* [DIRECTIONS FOR THIS TASK] Copy out all lines from the entries below in which "开源课程" occurs.

* [DATA FOR THE TASK]
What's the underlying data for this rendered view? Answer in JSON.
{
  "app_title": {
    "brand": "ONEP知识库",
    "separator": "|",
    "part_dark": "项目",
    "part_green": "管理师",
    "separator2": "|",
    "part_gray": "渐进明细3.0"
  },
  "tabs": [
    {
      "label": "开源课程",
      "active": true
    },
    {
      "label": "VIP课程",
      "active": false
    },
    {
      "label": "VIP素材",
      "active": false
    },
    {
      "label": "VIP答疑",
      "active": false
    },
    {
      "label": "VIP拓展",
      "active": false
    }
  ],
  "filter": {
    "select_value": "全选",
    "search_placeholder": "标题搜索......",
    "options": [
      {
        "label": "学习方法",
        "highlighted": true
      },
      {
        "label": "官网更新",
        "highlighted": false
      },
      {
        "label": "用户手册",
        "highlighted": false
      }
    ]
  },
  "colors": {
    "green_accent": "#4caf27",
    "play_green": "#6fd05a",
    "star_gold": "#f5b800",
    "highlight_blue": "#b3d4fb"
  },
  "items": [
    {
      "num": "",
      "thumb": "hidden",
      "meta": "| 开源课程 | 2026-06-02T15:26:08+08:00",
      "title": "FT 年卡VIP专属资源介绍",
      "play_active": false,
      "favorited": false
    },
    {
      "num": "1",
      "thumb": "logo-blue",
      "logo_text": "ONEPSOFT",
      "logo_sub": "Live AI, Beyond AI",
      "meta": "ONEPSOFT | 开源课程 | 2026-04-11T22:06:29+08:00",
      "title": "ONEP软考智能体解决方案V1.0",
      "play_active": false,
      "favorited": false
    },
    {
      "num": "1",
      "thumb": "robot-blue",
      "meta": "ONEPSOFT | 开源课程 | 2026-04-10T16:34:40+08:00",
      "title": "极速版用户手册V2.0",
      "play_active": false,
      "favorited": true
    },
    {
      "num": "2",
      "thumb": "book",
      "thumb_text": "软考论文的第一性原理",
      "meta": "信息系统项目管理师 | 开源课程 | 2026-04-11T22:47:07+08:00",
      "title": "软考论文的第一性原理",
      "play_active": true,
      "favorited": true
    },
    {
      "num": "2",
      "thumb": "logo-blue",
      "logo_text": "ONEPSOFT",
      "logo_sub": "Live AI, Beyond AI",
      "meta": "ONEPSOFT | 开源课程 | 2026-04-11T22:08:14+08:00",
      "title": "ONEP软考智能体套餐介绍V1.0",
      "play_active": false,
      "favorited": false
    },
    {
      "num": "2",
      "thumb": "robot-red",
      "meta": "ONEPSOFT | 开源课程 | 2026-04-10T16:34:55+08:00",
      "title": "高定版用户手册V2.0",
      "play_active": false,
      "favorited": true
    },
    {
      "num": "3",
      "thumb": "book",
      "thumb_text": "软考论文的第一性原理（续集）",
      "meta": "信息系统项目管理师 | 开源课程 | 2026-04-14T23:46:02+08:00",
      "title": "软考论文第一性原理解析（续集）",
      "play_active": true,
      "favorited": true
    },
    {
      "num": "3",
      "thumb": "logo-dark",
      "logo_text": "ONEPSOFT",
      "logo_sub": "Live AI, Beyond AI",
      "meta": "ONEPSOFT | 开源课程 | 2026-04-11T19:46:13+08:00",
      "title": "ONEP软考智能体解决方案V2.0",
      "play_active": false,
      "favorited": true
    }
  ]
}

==

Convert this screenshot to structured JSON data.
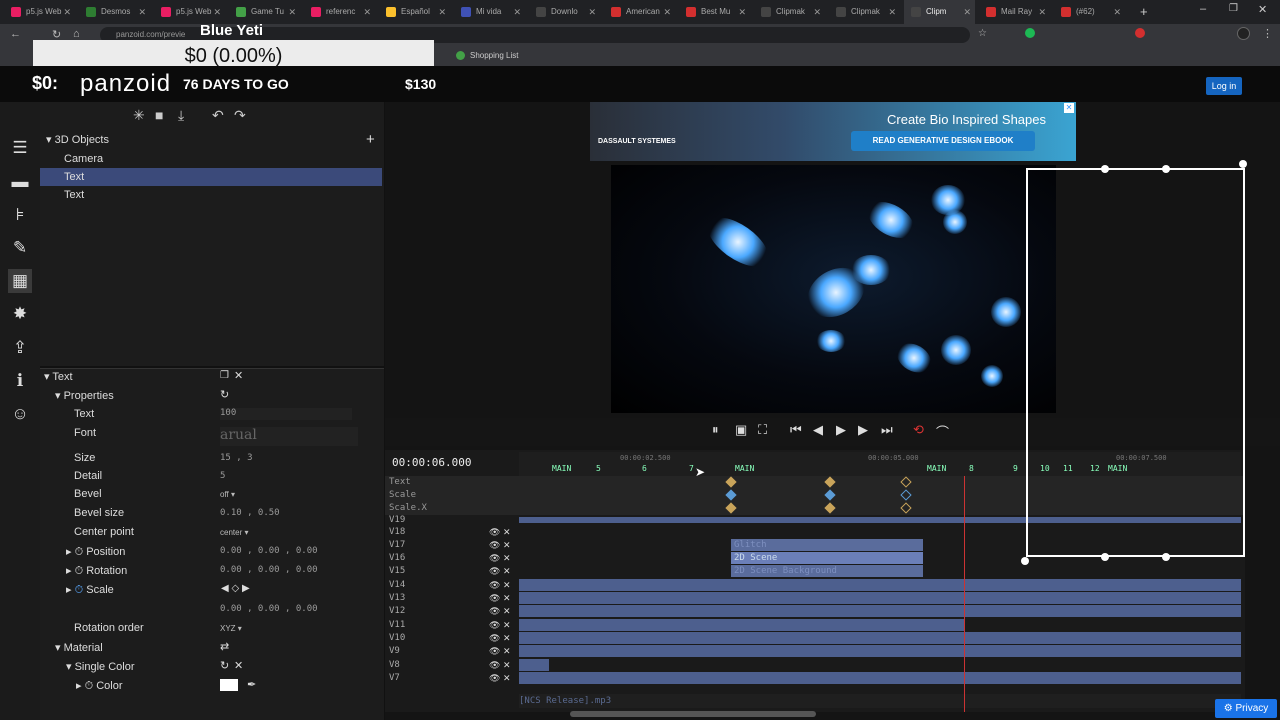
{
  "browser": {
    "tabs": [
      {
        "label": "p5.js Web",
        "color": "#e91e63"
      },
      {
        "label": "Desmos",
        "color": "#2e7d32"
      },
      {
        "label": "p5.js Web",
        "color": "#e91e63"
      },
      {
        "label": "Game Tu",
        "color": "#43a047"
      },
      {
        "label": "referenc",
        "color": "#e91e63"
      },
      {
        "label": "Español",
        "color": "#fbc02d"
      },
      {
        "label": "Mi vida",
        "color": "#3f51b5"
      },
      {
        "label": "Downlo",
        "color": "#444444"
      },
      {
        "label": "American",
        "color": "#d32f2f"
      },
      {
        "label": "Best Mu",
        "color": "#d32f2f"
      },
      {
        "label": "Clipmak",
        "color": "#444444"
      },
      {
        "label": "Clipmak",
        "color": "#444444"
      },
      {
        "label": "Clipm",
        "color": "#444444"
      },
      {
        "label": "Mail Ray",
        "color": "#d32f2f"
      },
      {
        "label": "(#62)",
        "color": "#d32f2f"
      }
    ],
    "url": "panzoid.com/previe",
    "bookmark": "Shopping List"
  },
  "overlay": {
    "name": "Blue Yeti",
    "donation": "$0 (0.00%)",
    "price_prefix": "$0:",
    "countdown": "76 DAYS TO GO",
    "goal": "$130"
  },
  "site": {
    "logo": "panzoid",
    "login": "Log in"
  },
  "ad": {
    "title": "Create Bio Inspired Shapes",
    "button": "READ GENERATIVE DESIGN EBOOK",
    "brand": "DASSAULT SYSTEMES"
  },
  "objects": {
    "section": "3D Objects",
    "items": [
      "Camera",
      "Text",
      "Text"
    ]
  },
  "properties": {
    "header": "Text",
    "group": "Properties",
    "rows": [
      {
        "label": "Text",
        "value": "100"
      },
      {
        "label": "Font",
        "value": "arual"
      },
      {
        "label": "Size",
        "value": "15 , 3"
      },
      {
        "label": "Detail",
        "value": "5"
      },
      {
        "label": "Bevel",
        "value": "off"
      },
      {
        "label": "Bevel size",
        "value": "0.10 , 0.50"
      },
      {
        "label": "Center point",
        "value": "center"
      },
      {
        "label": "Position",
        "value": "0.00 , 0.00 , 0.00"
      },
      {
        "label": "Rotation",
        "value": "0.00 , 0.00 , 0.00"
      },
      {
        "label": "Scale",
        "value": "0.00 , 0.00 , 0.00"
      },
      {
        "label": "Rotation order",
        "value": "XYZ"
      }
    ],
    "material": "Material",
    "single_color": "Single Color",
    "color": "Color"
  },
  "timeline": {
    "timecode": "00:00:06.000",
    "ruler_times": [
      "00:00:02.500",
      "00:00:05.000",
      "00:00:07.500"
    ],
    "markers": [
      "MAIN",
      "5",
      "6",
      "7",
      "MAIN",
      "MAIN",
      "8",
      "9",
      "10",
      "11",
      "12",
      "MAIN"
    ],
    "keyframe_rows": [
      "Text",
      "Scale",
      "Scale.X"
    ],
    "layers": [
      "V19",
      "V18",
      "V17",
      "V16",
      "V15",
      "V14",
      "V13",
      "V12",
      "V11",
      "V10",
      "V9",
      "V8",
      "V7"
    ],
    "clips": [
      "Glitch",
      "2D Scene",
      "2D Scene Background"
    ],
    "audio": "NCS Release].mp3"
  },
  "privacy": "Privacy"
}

* [SOLVED PROBLEM]
      "label": "开源课程",
      "meta": "| 开源课程 | 2026-06-02T15:26:08+08:00",
      "meta": "ONEPSOFT | 开源课程 | 2026-04-11T22:06:29+08:00",
      "meta": "ONEPSOFT | 开源课程 | 2026-04-10T16:34:40+08:00",
      "meta": "信息系统项目管理师 | 开源课程 | 2026-04-11T22:47:07+08:00",
      "meta": "ONEPSOFT | 开源课程 | 2026-04-11T22:08:14+08:00",
      "meta": "ONEPSOFT | 开源课程 | 2026-04-10T16:34:55+08:00",
      "meta": "信息系统项目管理师 | 开源课程 | 2026-04-14T23:46:02+08:00",
      "meta": "ONEPSOFT | 开源课程 | 2026-04-11T19:46:13+08:00",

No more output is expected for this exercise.